(Excerpts from an interface dataset)
- - -

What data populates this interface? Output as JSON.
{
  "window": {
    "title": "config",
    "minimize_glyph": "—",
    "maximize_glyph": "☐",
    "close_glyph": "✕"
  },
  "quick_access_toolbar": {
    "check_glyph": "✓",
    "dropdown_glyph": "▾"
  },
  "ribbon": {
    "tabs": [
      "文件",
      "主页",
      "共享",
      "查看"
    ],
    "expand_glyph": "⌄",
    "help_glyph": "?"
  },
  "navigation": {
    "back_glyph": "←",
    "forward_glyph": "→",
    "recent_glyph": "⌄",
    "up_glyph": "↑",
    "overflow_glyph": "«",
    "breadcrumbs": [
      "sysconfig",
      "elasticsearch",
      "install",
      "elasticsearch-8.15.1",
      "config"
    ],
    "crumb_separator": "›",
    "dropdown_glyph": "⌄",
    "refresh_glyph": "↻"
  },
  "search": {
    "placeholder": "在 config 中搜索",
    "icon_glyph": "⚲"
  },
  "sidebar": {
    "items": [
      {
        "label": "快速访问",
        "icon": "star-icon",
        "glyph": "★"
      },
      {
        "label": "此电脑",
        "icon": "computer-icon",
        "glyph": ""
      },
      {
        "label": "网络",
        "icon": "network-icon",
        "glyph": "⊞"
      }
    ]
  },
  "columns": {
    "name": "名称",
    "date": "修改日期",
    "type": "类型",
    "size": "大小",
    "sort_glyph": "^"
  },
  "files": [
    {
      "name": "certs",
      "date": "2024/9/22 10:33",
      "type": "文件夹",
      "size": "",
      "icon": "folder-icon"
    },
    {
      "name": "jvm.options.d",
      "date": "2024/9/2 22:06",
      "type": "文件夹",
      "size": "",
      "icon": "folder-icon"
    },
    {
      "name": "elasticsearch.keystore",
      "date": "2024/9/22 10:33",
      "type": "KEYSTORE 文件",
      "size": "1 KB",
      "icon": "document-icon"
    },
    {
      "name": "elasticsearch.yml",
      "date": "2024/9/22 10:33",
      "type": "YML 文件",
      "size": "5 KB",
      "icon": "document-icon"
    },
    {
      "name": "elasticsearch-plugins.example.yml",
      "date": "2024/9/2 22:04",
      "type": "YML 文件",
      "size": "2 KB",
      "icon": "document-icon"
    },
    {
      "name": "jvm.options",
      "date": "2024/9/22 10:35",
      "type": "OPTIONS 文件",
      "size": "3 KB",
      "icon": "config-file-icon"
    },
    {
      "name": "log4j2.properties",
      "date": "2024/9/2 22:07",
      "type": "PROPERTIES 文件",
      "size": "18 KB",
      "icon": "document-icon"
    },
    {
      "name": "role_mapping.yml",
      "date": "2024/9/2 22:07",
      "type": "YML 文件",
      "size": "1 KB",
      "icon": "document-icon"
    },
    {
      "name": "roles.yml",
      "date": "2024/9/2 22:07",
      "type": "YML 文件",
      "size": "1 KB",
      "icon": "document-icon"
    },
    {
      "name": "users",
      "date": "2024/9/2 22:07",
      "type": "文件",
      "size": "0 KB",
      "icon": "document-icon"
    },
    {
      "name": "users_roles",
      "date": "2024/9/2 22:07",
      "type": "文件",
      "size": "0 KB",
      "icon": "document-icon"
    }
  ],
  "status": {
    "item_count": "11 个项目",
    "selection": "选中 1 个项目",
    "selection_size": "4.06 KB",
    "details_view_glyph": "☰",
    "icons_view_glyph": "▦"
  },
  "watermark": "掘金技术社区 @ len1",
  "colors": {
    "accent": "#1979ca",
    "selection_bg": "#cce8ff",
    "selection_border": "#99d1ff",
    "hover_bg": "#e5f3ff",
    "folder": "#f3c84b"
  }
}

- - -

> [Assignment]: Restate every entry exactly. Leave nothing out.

> [Answer to the problem]:
What data populates this interface? Output as JSON.
{
  "window": {
    "title": "config",
    "minimize_glyph": "—",
    "maximize_glyph": "☐",
    "close_glyph": "✕"
  },
  "quick_access_toolbar": {
    "check_glyph": "✓",
    "dropdown_glyph": "▾"
  },
  "ribbon": {
    "tabs": [
      "文件",
      "主页",
      "共享",
      "查看"
    ],
    "expand_glyph": "⌄",
    "help_glyph": "?"
  },
  "navigation": {
    "back_glyph": "←",
    "forward_glyph": "→",
    "recent_glyph": "⌄",
    "up_glyph": "↑",
    "overflow_glyph": "«",
    "breadcrumbs": [
      "sysconfig",
      "elasticsearch",
      "install",
      "elasticsearch-8.15.1",
      "config"
    ],
    "crumb_separator": "›",
    "dropdown_glyph": "⌄",
    "refresh_glyph": "↻"
  },
  "search": {
    "placeholder": "在 config 中搜索",
    "icon_glyph": "⚲"
  },
  "sidebar": {
    "items": [
      {
        "label": "快速访问",
        "icon": "star-icon",
        "glyph": "★"
      },
      {
        "label": "此电脑",
        "icon": "computer-icon",
        "glyph": ""
      },
      {
        "label": "网络",
        "icon": "network-icon",
        "glyph": "⊞"
      }
    ]
  },
  "columns": {
    "name": "名称",
    "date": "修改日期",
    "type": "类型",
    "size": "大小",
    "sort_glyph": "^"
  },
  "files": [
    {
      "name": "certs",
      "date": "2024/9/22 10:33",
      "type": "文件夹",
      "size": "",
      "icon": "folder-icon"
    },
    {
      "name": "jvm.options.d",
      "date": "2024/9/2 22:06",
      "type": "文件夹",
      "size": "",
      "icon": "folder-icon"
    },
    {
      "name": "elasticsearch.keystore",
      "date": "2024/9/22 10:33",
      "type": "KEYSTORE 文件",
      "size": "1 KB",
      "icon": "document-icon"
    },
    {
      "name": "elasticsearch.yml",
      "date": "2024/9/22 10:33",
      "type": "YML 文件",
      "size": "5 KB",
      "icon": "document-icon"
    },
    {
      "name": "elasticsearch-plugins.example.yml",
      "date": "2024/9/2 22:04",
      "type": "YML 文件",
      "size": "2 KB",
      "icon": "document-icon"
    },
    {
      "name": "jvm.options",
      "date": "2024/9/22 10:35",
      "type": "OPTIONS 文件",
      "size": "3 KB",
      "icon": "config-file-icon"
    },
    {
      "name": "log4j2.properties",
      "date": "2024/9/2 22:07",
      "type": "PROPERTIES 文件",
      "size": "18 KB",
      "icon": "document-icon"
    },
    {
      "name": "role_mapping.yml",
      "date": "2024/9/2 22:07",
      "type": "YML 文件",
      "size": "1 KB",
      "icon": "document-icon"
    },
    {
      "name": "roles.yml",
      "date": "2024/9/2 22:07",
      "type": "YML 文件",
      "size": "1 KB",
      "icon": "document-icon"
    },
    {
      "name": "users",
      "date": "2024/9/2 22:07",
      "type": "文件",
      "size": "0 KB",
      "icon": "document-icon"
    },
    {
      "name": "users_roles",
      "date": "2024/9/2 22:07",
      "type": "文件",
      "size": "0 KB",
      "icon": "document-icon"
    }
  ],
  "status": {
    "item_count": "11 个项目",
    "selection": "选中 1 个项目",
    "selection_size": "4.06 KB",
    "details_view_glyph": "☰",
    "icons_view_glyph": "▦"
  },
  "watermark": "掘金技术社区 @ len1",
  "colors": {
    "accent": "#1979ca",
    "selection_bg": "#cce8ff",
    "selection_border": "#99d1ff",
    "hover_bg": "#e5f3ff",
    "folder": "#f3c84b"
  }
}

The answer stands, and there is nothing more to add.